for the collaboration that exists within and between these mechanisms of
immunity.
 To learn the distinctions between aspects of humoral and cell-mediated immunity
of the adaptive immune response and their many manifestations.
 To gain an appreciation for the diversity for the amount and div
 To become aware of the health affects that may occur when select component(s)
of these systems fail.
 To become aware of how problems relating to immunology are studied and
interpreted
 Analyze and interpret information acquired from primary literature sources, then
organize and communicate it in oral and written form.
 Demonstrate in writing and orally, a capacity for critical analysis of a specialized
or topical issue in immunology.
 Demonstrate the potential for life long learning, the ability to use information
technology, and effective time management skills
2
COURSE REQUIREMENTS:
THERE WILL BE NO "MAKE-UPS" FOR EXAMS, TESTS OR QUIZZES. ALL TESTS
WILL BE GIVEN AT THE TIME AND DATE SCHEDULED.
Course grading will be comprised of:
A) three tests given approximately every four (4) weeks
B) final examination (comprehensive) scheduled for Thursday, April 29 between
11:30 am – 2:00 pm in the lecture classroom
C) in-class quizzes
D) article reviews
E) laboratory component (incl. term paper and presentation)
Tardiness and Absences:
Class attendance and punctuality are strongly emphasized, as there is a high correlation
between course performance and attendance in this class. Attendance will be taken at the
beginning of class. Any student not present when roll is taken will be considered absent. If a
student arrives after roll is called, it is the responsibility of the student to personally inform the
instructor of his/her presence as soon as class is over. The instructor will adhere to Longwood’s
policy of applying an “F” grade for any student who misses more than 25% (11 absences) of the
class meetings (lecture and/or lab combined). An absent or tardy student will also be held
accountable for all materials missed during absence(s).
The instructor assumes all students taking Immunology are seriously interested in
attending graduate or professional school and desire to tailor their priorities pursuant to that goal.
COURSE EVALUATION:
The final grade will be determined as follows:
approx. %
three tests @ 100 pts. each
the final examination
ten quizzes @ 10 pts each
five article reviews @ 10 pts each
the laboratory component
total points possible
300 points (35%)
200 points (24%)
100 points (12%)
50 points (6%)
225 points (24%)
875 points (100%)
Grading Scale:
Points/Percentages and Final Grade
The instructor will adhere to a strict 60/70/80/90% scale in determining grades for this
course. All points are weighed equally from the lecture and lab quizzes, papers, and test scores.

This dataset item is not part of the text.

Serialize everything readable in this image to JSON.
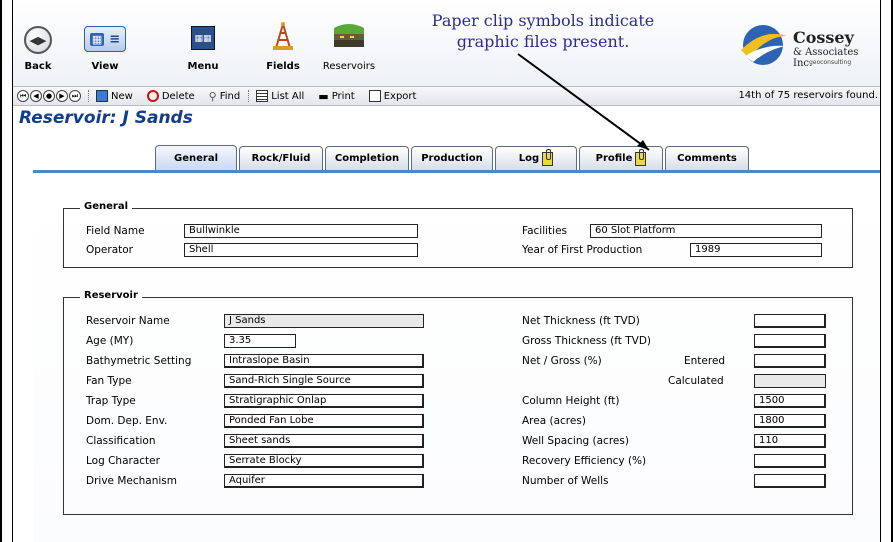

Honor Code Policy:
I strongly support the Longwood University Honor System and expect you to do
likewise. All written work is to be pledged in full and signed. Any student found responsible
for an Honor Code violation in this course will receive an “F” grade.
3
COURSE OUTLINE AND SCHEDULE:
Some of the topics as well as the sequence of those topics are subject to change. Exams
may include more or less material than is listed in the schedule depending on how closely we
adhere to this outline........
Week of:
Topic:
Chapter
Jan 11
Overview/History of Immunologic understanding
Jan 18
Jan 25
Cells and Organs of the Immune/Lymphatic system
*******Article #1 due Friday 1/22
Innate Immune response and inflammation processes
Feb
1
******Article #2 due Friday 2/5
Principles of Adaptive Immunity
3
Feb
8
“
3
“
1
2
*************TEST ONE**********Friday, Feb 12 ********************
Feb 15
Immunoglobulins: Structure, diversity, and function
4
Feb 22
*****Article #3 due Friday 2/19
Immunity mediated by B cells and Antibodies
9
Mar 1
Antigen recognition by T cells
******Article #4 due Friday 3/5
Mar 8
Spring Break – no classes
Mar 15
T cell mediated Immunity
5
8
*************TEST TWO********Friday, Mar 19 ********************
Mar 22
Immune response to Infectious disease
10/11
Mar 29
Hypersensitivity
12
Apr
Autoimmune diseases
13
Vaccines
14
5
Apr 12
*************TEST THREE********Friday, April 16 **************
Apr 19
Wrap-up
Apr 23
Last day of classes
Apr 29
Final Exam (Thursday, April 29, 11:30 am – 2:00 pm)
*******Article #5 due Friday, 4/23